view out winged foot locker room window
Room with a view. alan bastable

9. The upside of no fans

The fan-less Open is a bummer, but members will tell you there is a benefit: their beloved East Course won’t get torn up. During the 1984 and 2006 Opens, the USGA used the East to house much of its infrastructure, meaning the course was out of sorts for months following the events. The members were so irked that the club passed on a chance to host the 2015 Open and a divide developed between the USGA and one of its go-to sites. According to The Journal News, that frostiness thawed in 2012 when the club signed the deal for 2020. Even before the pandemic, the USGA had planned for a smaller footprint for this year’s championship, including fewer fans. No one was expecting no fans.

10. A perfect 10
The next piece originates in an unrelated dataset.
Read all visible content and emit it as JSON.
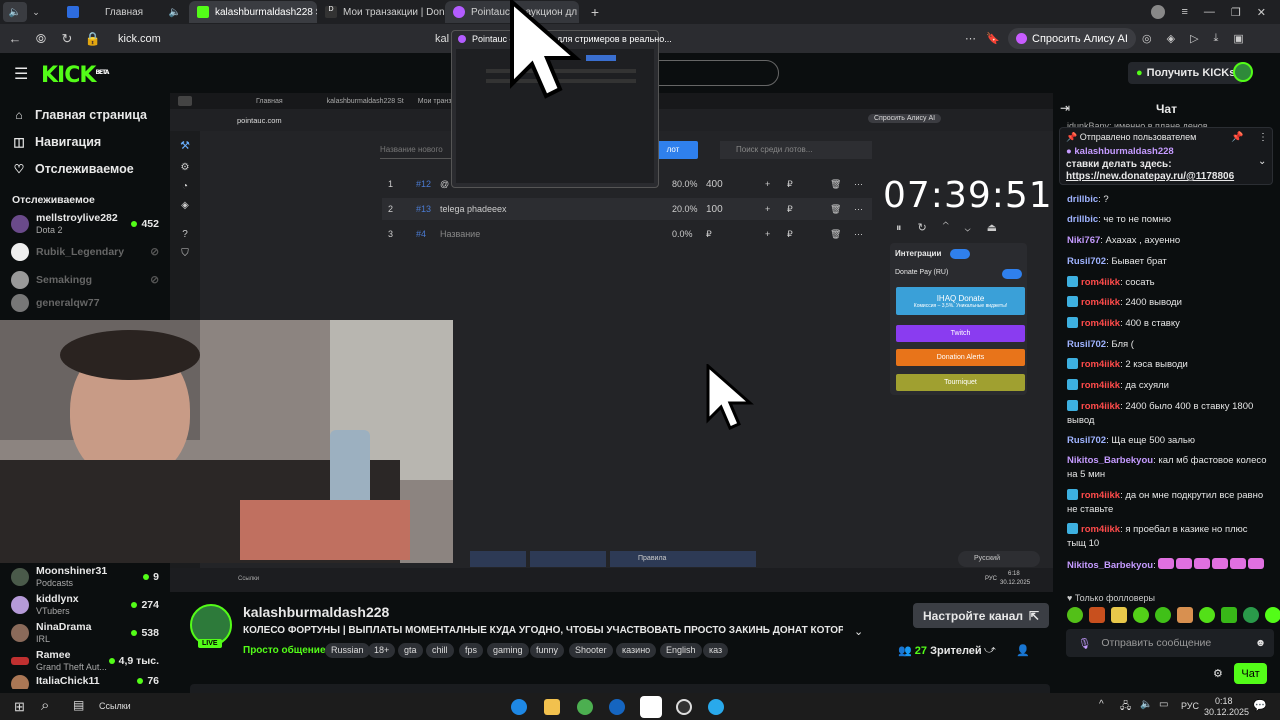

Tillinghast called the 10th hole the finest par-3 he ever built. No arguments here, even if I did have to suffer the indignity of hitting a hybrid from the tee. Gore? Eight-iron.

winged foot 10th hole
The handsome par-3 10th. getty images

Alan Bastable

Golf.com Editor

As GOLF.com’s executive editor, Bastable is responsible for the editorial direction and voice of one of the game’s most respected and highly trafficked news and service sites. He wears many hats — editing, writing, ideating, developing, daydreaming of one day breaking 80 — and feels privileged to work with such an insanely talented and hardworking group of writers, editors and producers. Before grabbing the reins at GOLF.com, he was the features editor at GOLF Magazine. A graduate of the University of Richmond and the Columbia School of Journalism, he lives in New Jersey with his wife and foursome of kids.